And peace is a gift. Just as those two quiet hours curled up next to a sleeping baby were a gift. (To think of all of the stress and worry that I’ve had over the course of this year… over the course of this month! What a blessing… and I didn’t even realize how wonderful it was until it was over and I was back to obligation and stuff to do.)
This is my last Quiet Thoughts post of the year, and it is quite fitting that it should be about peace. Peace, I think, is an inalienable right. Yet, it is something that is taken from people easily, either through malice or carelessness. It is something that is fragile, yet incredibly powerful when given the opportunity. It is something that should be protected above all else, in my point of view, though it is something that is elusive and probably impossible to some minds. I believe, though my faith, that peace is something that can achieved and that can endure without end. I believe, through my intellect, that peace is something that can be achieved and that can endure through the perseverance and stewardship of good men, and I believe that it can be spread beyond the privileged who have it and don’t always think about why. I believe, through this unpredictable and challenging year, that when peace can be found, it must be savored as it may not last and the hope of finding it again must remain powerful through challenging moments. Peace is fantastic motivation: to move forward, to hold the tongue, to pick up more, to keep trying, to speak up, to stay the hand…

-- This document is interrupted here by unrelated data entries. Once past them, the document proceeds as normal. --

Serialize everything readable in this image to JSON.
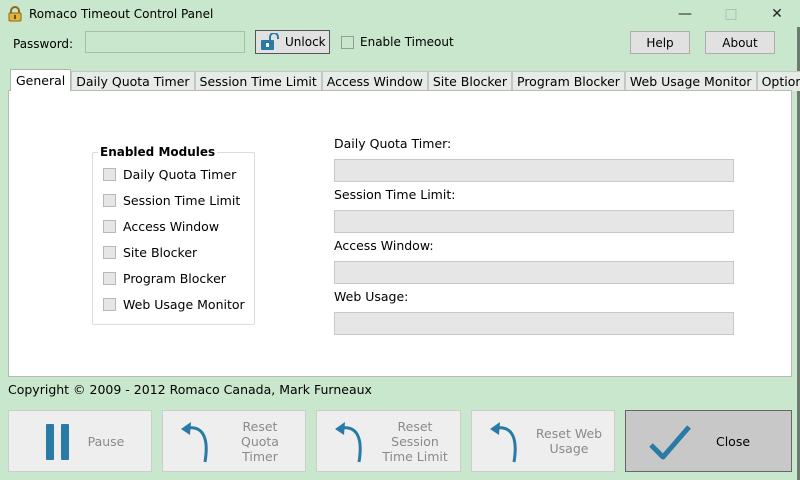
{
  "window": {
    "title": "Romaco Timeout Control Panel",
    "min_icon": "minimize-icon",
    "max_icon": "maximize-icon",
    "close_icon": "close-icon"
  },
  "toolbar": {
    "password_label": "Password:",
    "password_value": "",
    "unlock_label": "Unlock",
    "enable_timeout_label": "Enable Timeout",
    "enable_timeout_checked": false,
    "help_label": "Help",
    "about_label": "About"
  },
  "tabs": [
    {
      "label": "General",
      "active": true
    },
    {
      "label": "Daily Quota Timer",
      "active": false
    },
    {
      "label": "Session Time Limit",
      "active": false
    },
    {
      "label": "Access Window",
      "active": false
    },
    {
      "label": "Site Blocker",
      "active": false
    },
    {
      "label": "Program Blocker",
      "active": false
    },
    {
      "label": "Web Usage Monitor",
      "active": false
    },
    {
      "label": "Options",
      "active": false
    }
  ],
  "general": {
    "group_title": "Enabled Modules",
    "modules": [
      {
        "label": "Daily Quota Timer",
        "checked": false
      },
      {
        "label": "Session Time Limit",
        "checked": false
      },
      {
        "label": "Access Window",
        "checked": false
      },
      {
        "label": "Site Blocker",
        "checked": false
      },
      {
        "label": "Program Blocker",
        "checked": false
      },
      {
        "label": "Web Usage Monitor",
        "checked": false
      }
    ],
    "fields": [
      {
        "label": "Daily Quota Timer:",
        "value": ""
      },
      {
        "label": "Session Time Limit:",
        "value": ""
      },
      {
        "label": "Access Window:",
        "value": ""
      },
      {
        "label": "Web Usage:",
        "value": ""
      }
    ]
  },
  "footer": {
    "copyright": "Copyright © 2009 - 2012 Romaco Canada, Mark Furneaux",
    "buttons": [
      {
        "label": "Pause",
        "icon": "pause-icon"
      },
      {
        "label_lines": [
          "Reset",
          "Quota",
          "Timer"
        ],
        "icon": "reset-arrow-icon"
      },
      {
        "label_lines": [
          "Reset",
          "Session",
          "Time Limit"
        ],
        "icon": "reset-arrow-icon"
      },
      {
        "label_lines": [
          "Reset Web",
          "Usage"
        ],
        "icon": "reset-arrow-icon"
      },
      {
        "label": "Close",
        "icon": "checkmark-icon"
      }
    ]
  },
  "colors": {
    "window_bg": "#c9e7cc",
    "panel_bg": "#ffffff",
    "icon_teal": "#2a7aa6"
  }
}
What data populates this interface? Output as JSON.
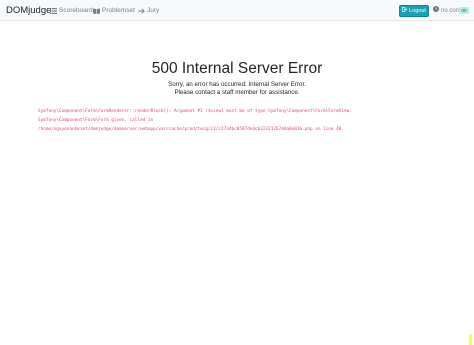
{
  "navbar": {
    "brand": "DOMjudge",
    "items": [
      {
        "label": "Scoreboard",
        "icon": "list-icon"
      },
      {
        "label": "Problemset",
        "icon": "book-icon"
      },
      {
        "label": "Jury",
        "icon": "arrow-right-icon"
      }
    ],
    "logout_label": "Logout",
    "status_text": "no contest",
    "clock_badge": "00"
  },
  "error": {
    "title": "500 Internal Server Error",
    "line1": "Sorry, an error has occurred: Internal Server Error.",
    "line2": "Please contact a staff member for assistance.",
    "trace_lines": [
      "Symfony\\Component\\Form\\FormRenderer::renderBlock(): Argument #1 ($view) must be of type Symfony\\Component\\Form\\FormView,",
      "Symfony\\Component\\Form\\Form given, called in",
      "/home/nguyenanhkiet/domjudge/domserver/webapp/var/cache/prod/twig/c2/c27a4bc0587de4cb32321267dda8e03b.php on line 40"
    ]
  },
  "colors": {
    "navbar_bg": "#f8f9fa",
    "accent": "#17a2b8",
    "trace": "#e83e8c",
    "badge": "#b9eee6"
  }
}
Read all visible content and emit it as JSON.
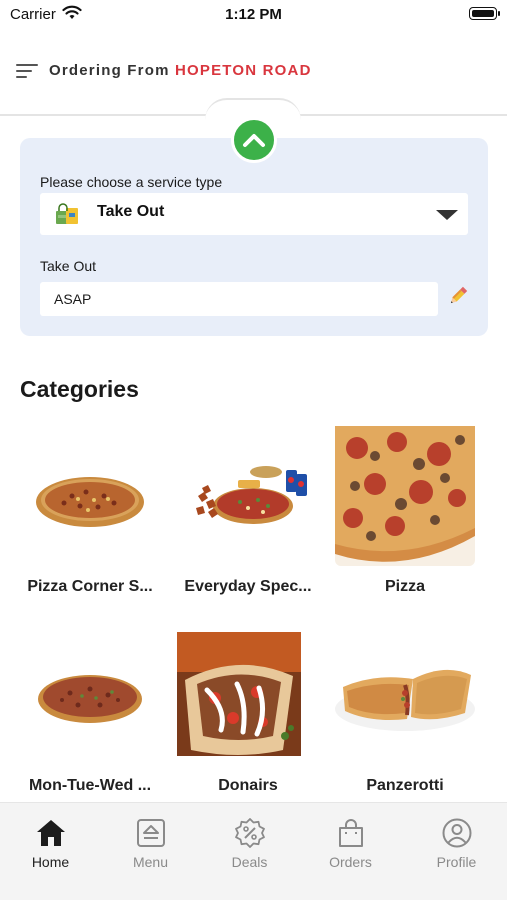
{
  "status_bar": {
    "carrier": "Carrier",
    "time": "1:12 PM"
  },
  "header": {
    "prefix": "Ordering From",
    "location": "HOPETON ROAD",
    "location_color": "#d9363e"
  },
  "service": {
    "prompt": "Please choose a service type",
    "selected": "Take Out",
    "time_label": "Take Out",
    "time_value": "ASAP",
    "panel_color": "#e8eef9",
    "toggle_color": "#3cb149"
  },
  "categories": {
    "title": "Categories",
    "items": [
      {
        "label": "Pizza Corner S...",
        "image": "pizza-icon"
      },
      {
        "label": "Everyday Spec...",
        "image": "combo-meal-icon"
      },
      {
        "label": "Pizza",
        "image": "pizza-closeup-icon"
      },
      {
        "label": "Mon-Tue-Wed ...",
        "image": "pizza-icon"
      },
      {
        "label": "Donairs",
        "image": "donair-icon"
      },
      {
        "label": "Panzerotti",
        "image": "panzerotti-icon"
      }
    ]
  },
  "tab_bar": {
    "tabs": [
      {
        "label": "Home",
        "icon": "home-icon",
        "active": true
      },
      {
        "label": "Menu",
        "icon": "menu-icon",
        "active": false
      },
      {
        "label": "Deals",
        "icon": "deals-icon",
        "active": false
      },
      {
        "label": "Orders",
        "icon": "orders-icon",
        "active": false
      },
      {
        "label": "Profile",
        "icon": "profile-icon",
        "active": false
      }
    ]
  }
}
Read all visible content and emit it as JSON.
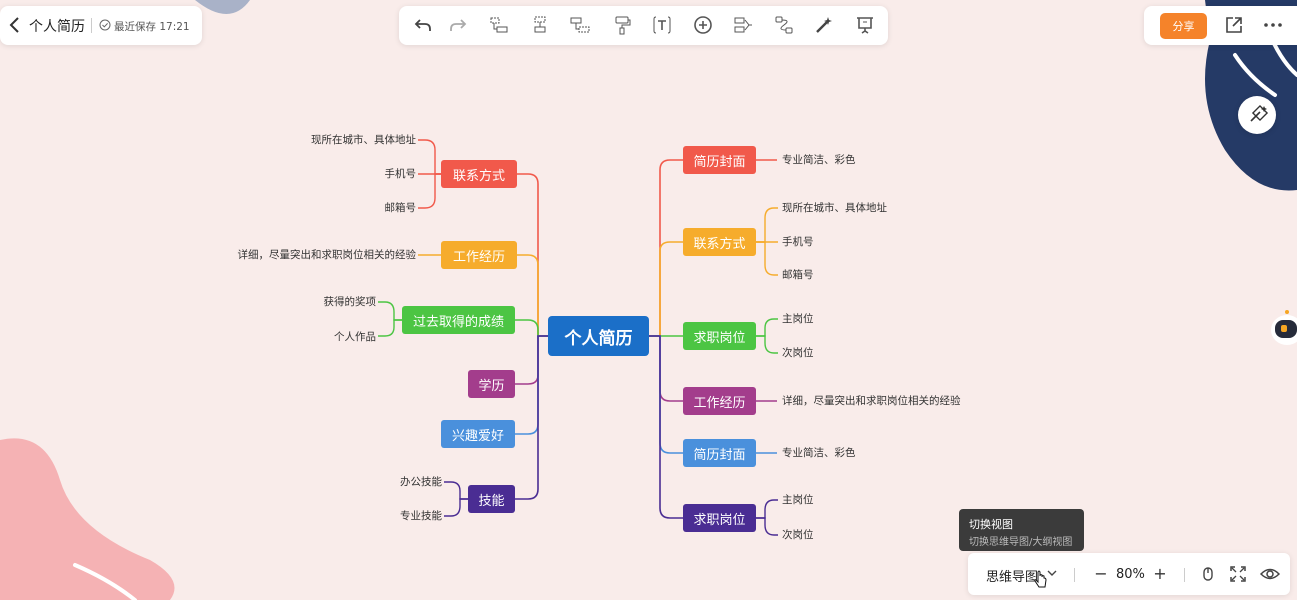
{
  "header": {
    "doc_title": "个人简历",
    "save_status": "最近保存 17:21"
  },
  "toolbar": {
    "tools": [
      "undo-icon",
      "redo-icon",
      "insert-sibling-icon",
      "insert-parent-icon",
      "insert-child-icon",
      "format-painter-icon",
      "text-icon",
      "add-icon",
      "summary-icon",
      "relation-icon",
      "style-icon",
      "presentation-icon"
    ]
  },
  "actions": {
    "share_label": "分享"
  },
  "mindmap": {
    "root": "个人简历",
    "left_nodes": [
      {
        "label": "联系方式",
        "color": "#f1594b",
        "leaves": [
          "现所在城市、具体地址",
          "手机号",
          "邮箱号"
        ]
      },
      {
        "label": "工作经历",
        "color": "#f6ac2c",
        "leaves": [
          "详细，尽量突出和求职岗位相关的经验"
        ]
      },
      {
        "label": "过去取得的成绩",
        "color": "#4cc543",
        "leaves": [
          "获得的奖项",
          "个人作品"
        ]
      },
      {
        "label": "学历",
        "color": "#a33d8c",
        "leaves": []
      },
      {
        "label": "兴趣爱好",
        "color": "#4a90dc",
        "leaves": []
      },
      {
        "label": "技能",
        "color": "#4a2d93",
        "leaves": [
          "办公技能",
          "专业技能"
        ]
      }
    ],
    "right_nodes": [
      {
        "label": "简历封面",
        "color": "#f1594b",
        "leaves": [
          "专业简洁、彩色"
        ]
      },
      {
        "label": "联系方式",
        "color": "#f6ac2c",
        "leaves": [
          "现所在城市、具体地址",
          "手机号",
          "邮箱号"
        ]
      },
      {
        "label": "求职岗位",
        "color": "#4cc543",
        "leaves": [
          "主岗位",
          "次岗位"
        ]
      },
      {
        "label": "工作经历",
        "color": "#a33d8c",
        "leaves": [
          "详细，尽量突出和求职岗位相关的经验"
        ]
      },
      {
        "label": "简历封面",
        "color": "#4a90dc",
        "leaves": [
          "专业简洁、彩色"
        ]
      },
      {
        "label": "求职岗位",
        "color": "#4a2d93",
        "leaves": [
          "主岗位",
          "次岗位"
        ]
      }
    ],
    "root_color": "#1b6fc8"
  },
  "tooltip": {
    "title": "切换视图",
    "desc": "切换思维导图/大纲视图"
  },
  "bottom_bar": {
    "view_label": "思维导图",
    "zoom": "80%",
    "zoom_out": "−",
    "zoom_in": "+"
  }
}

On this Friday morning, my quiet thoughts go toward the eastern horizon and knowing that tomorrow I will move into my house. That’s right. Today is my last day as a renter. Unfortunately, my house is not ready for us, so I’ll be spending my nights and part of my days at my mom’s with the boys this week while the contractors finish up. It will be hard to be separated from my husband as he stays at the house to supervise and such, but it will be worth it. Hopefully, by this time next week, I’ll be in the house full time, unpacking.
For you, on this last Friday of 2013, I wish you peace. Whatever peace is for you, I hope that you have it for the sweetest moment. I hope that you’ll give the gift of peace to another person this weekend, too. I hope that you’ll remember that food pantries and shelters need food all year around, not just during the holidays. Or that you’ll remember that the person at the register at your grocery store or favorite fast-food joint or retail store deserves a sincere “hello” or “please” or “thank you.” I wish you a good strong cup of coffee or a pint of a good stout or a crisp glass of wine at sunset. I wish you a conversation with a long-lost friend or relative, a rogue text sorely needed or an email out of the blue. I wish you a knowing look from the love of your life, or an alluring one from someone you want to know better. I wish you the pleasure of knowing that the pressure of the holidays is over, and that the New Year is coming. And I’ll remind you: The beginning of the year is life a fresh and beautiful sunrise. Promised, perfect. I wish you a few moments this weekend to consider ways to prevent this beautiful opportunity from slipping away unnoticed. As with every Friday, I wish you love and joy.
Until Monday. Take care.